An analytical tool that combines Google search data with government-provided clinical data can quickly and accurately track dengue fever in less-developed countries, according to new research published in PLOS Computational ...

MRSA emerged years before methicillin was even discovered

July 19, 2017
Methicillin resistant Staphylococcus aureus (MRSA) emerged long before the introduction of the antibiotic methicillin into clinical practice, according to a study published in the open access journal Genome Biology. It was ...

New test distinguishes Zika from similar viral infections

July 18, 2017
A new test is the best-to-date in differentiating Zika virus infections from infections caused by similar viruses. The antibody-based assay, developed by researchers at UC Berkeley and Humabs BioMed, a private biotechnology ...

'Superbugs' study reveals complex picture of E. coli bloodstream infections

July 18, 2017
The first large-scale genetic study of Escherichia coli (E. coli) cultured from patients with bloodstream infections in England showed that drug resistant 'superbugs' are not always out-competing other strains. Research by ...

Ebola virus can persist in monkeys that survived disease, even after symptoms disappear

July 17, 2017
Ebola virus infection can be detected in rhesus monkeys that survive the disease and no longer show symptoms, according to research published by Army scientists in today's online edition of the journal Nature Microbiology. ...

Mountain gorillas have herpes virus similar to that found in humans

July 13, 2017
Scientists from the University of California, Davis, have detected a herpes virus in wild mountain gorillas that is very similar to the Epstein-Barr virus in humans, according to a study published today in the journal Scientific ...

0 comments

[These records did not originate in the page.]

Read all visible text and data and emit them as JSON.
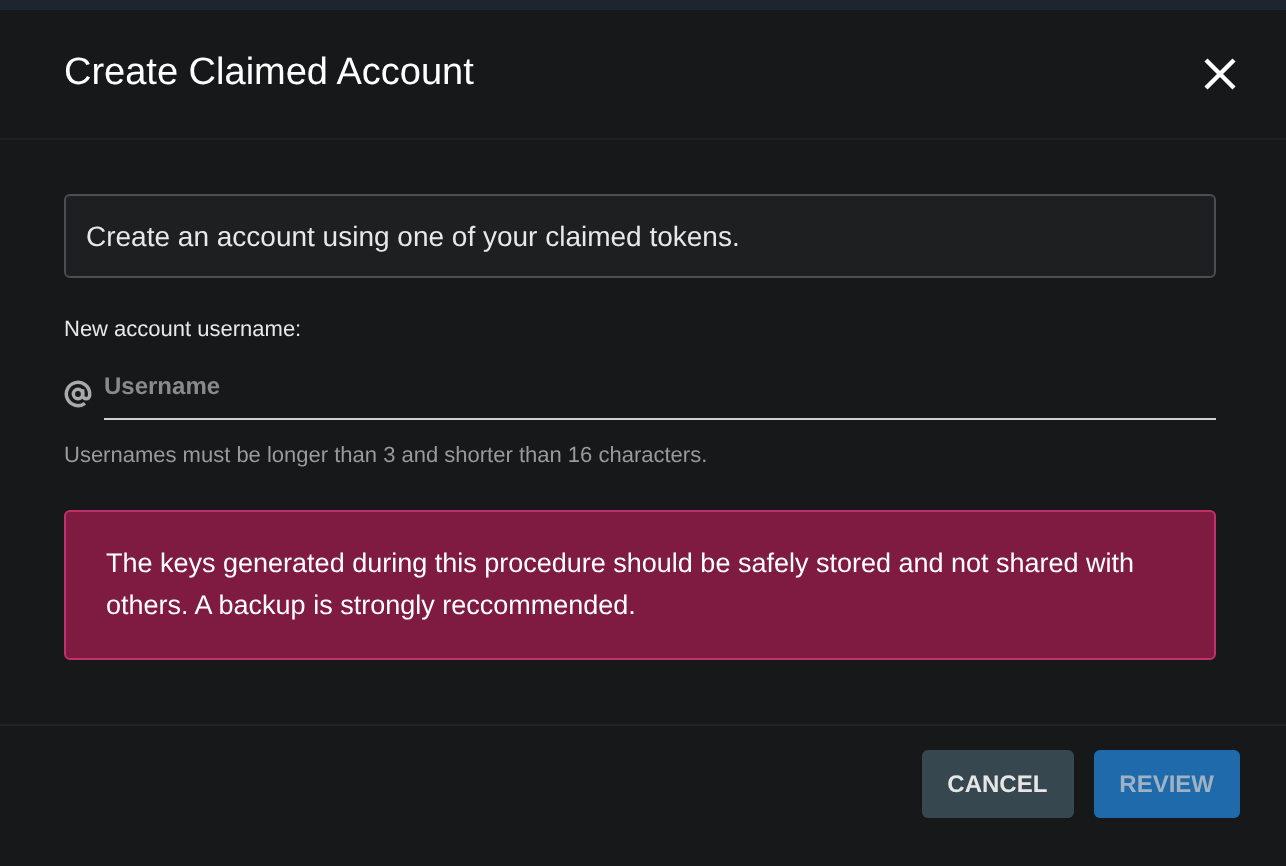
{
  "dialog": {
    "title": "Create Claimed Account"
  },
  "info": "Create an account using one of your claimed tokens.",
  "username_field": {
    "label": "New account username:",
    "placeholder": "Username",
    "helper": "Usernames must be longer than 3 and shorter than 16 characters."
  },
  "alert": "The keys generated during this procedure should be safely stored and not shared with others. A backup is strongly reccommended.",
  "buttons": [
    {
      "label": "CANCEL",
      "kind": "secondary",
      "disabled": false
    },
    {
      "label": "REVIEW",
      "kind": "primary",
      "disabled": true
    }
  ]
}
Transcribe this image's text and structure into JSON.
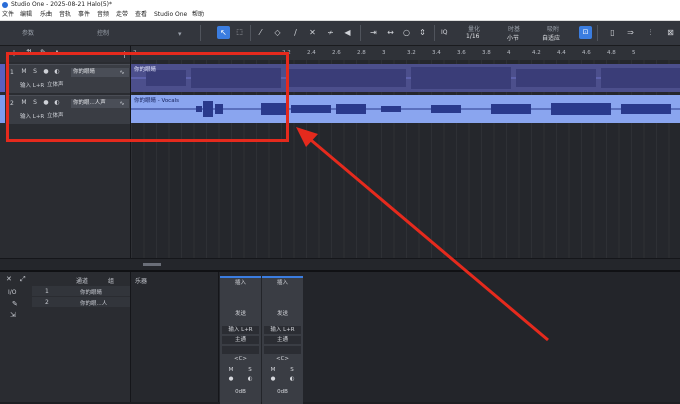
{
  "app": {
    "title": "Studio One - 2025-08-21 Halo(5)*"
  },
  "menu": [
    "文件",
    "编辑",
    "乐曲",
    "音轨",
    "事件",
    "音频",
    "走带",
    "查看",
    "Studio One",
    "帮助"
  ],
  "toolbar": {
    "param_label": "参数",
    "control_label": "控制",
    "iq_label": "IQ",
    "quantize_label": "量化",
    "quantize_value": "1/16",
    "timebase_label": "时基",
    "timebase_value": "小节",
    "snap_label": "吸附",
    "snap_value": "自适应"
  },
  "ruler": {
    "ticks": [
      "2",
      "2.2",
      "2.4",
      "2.6",
      "2.8",
      "3",
      "3.2",
      "3.4",
      "3.6",
      "3.8",
      "4",
      "4.2",
      "4.4",
      "4.6",
      "4.8",
      "5",
      "5.2",
      "5.4",
      "5.6",
      "5.8",
      "6",
      "6.2"
    ]
  },
  "tracks": [
    {
      "num": "1",
      "name": "你的眼睛",
      "input": "输入 L+R",
      "mode": "立体声",
      "color": "#5a5fc0",
      "clip_label": "你的眼睛"
    },
    {
      "num": "2",
      "name": "你的眼...人声",
      "input": "输入 L+R",
      "mode": "立体声",
      "color": "#7e9cf0",
      "clip_label": "你的眼睛 - Vocals"
    }
  ],
  "tracklist_footer": {
    "m": "M",
    "s": "S",
    "default": "标准"
  },
  "mixer": {
    "io_label": "I/O",
    "channels_header": "通道",
    "group_header": "组",
    "instruments_header": "乐器",
    "list": [
      {
        "num": "1",
        "name": "你的眼睛"
      },
      {
        "num": "2",
        "name": "你的眼...人"
      }
    ],
    "strips": [
      {
        "insert": "插入",
        "send": "发送",
        "input": "输入 L+R",
        "output": "主通",
        "pan": "<C>",
        "m": "M",
        "s": "S",
        "level": "0dB"
      },
      {
        "insert": "插入",
        "send": "发送",
        "input": "输入 L+R",
        "output": "主通",
        "pan": "<C>",
        "m": "M",
        "s": "S",
        "level": "0dB"
      }
    ]
  },
  "annotation": {
    "color": "#e52a1d"
  }
}
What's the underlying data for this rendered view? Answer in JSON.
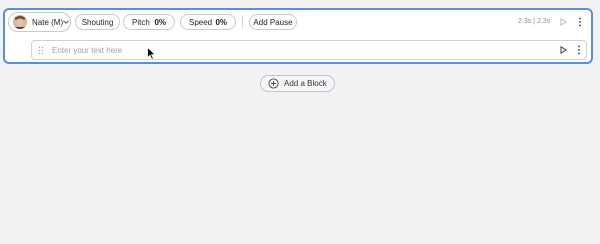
{
  "voice": {
    "name": "Nate (M)",
    "avatar": "voice-avatar-photo"
  },
  "toolbar": {
    "style_label": "Shouting",
    "pitch_label": "Pitch",
    "pitch_value": "0%",
    "speed_label": "Speed",
    "speed_value": "0%",
    "add_pause_label": "Add Pause",
    "timing": "2.3s | 2.3s"
  },
  "editor": {
    "placeholder": "Enter your text here",
    "value": ""
  },
  "add_block": {
    "label": "Add a Block"
  },
  "colors": {
    "accent_border": "#5a8fe0",
    "background": "#f2f2f4"
  },
  "icons": [
    "chevron-down-icon",
    "play-icon",
    "more-vertical-icon",
    "drag-handle-icon",
    "plus-circle-icon",
    "mouse-cursor-icon"
  ]
}
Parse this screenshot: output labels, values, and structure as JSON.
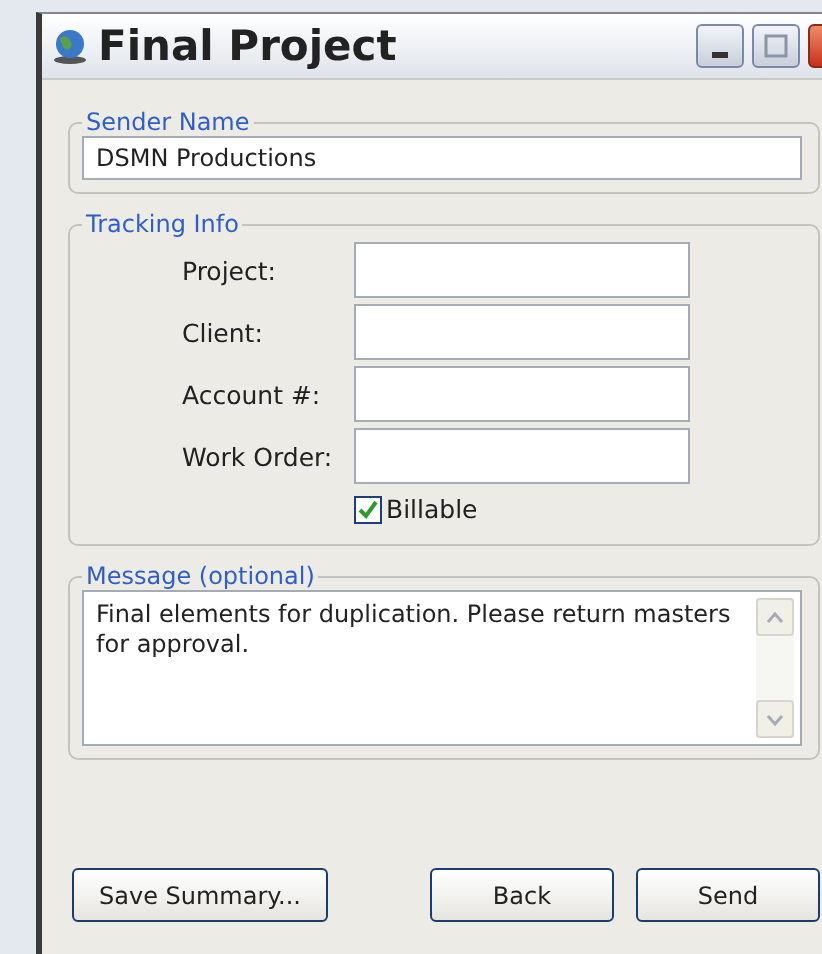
{
  "window": {
    "title": "Final Project"
  },
  "sender": {
    "legend": "Sender Name",
    "value": "DSMN Productions"
  },
  "tracking": {
    "legend": "Tracking Info",
    "fields": [
      {
        "label": "Project:"
      },
      {
        "label": "Client:"
      },
      {
        "label": "Account #:"
      },
      {
        "label": "Work Order:"
      }
    ],
    "billable": {
      "label": "Billable",
      "checked": true
    }
  },
  "message": {
    "legend": "Message (optional)",
    "value": "Final elements for duplication. Please return masters for approval."
  },
  "buttons": [
    {
      "label": "Save Summary..."
    },
    {
      "label": "Back"
    },
    {
      "label": "Send"
    }
  ]
}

Please sign in to add a comment. Registration is free, and takes less than a minute. Read more

Click here to reset your password.
Sign in to get notified via email when new comments are made.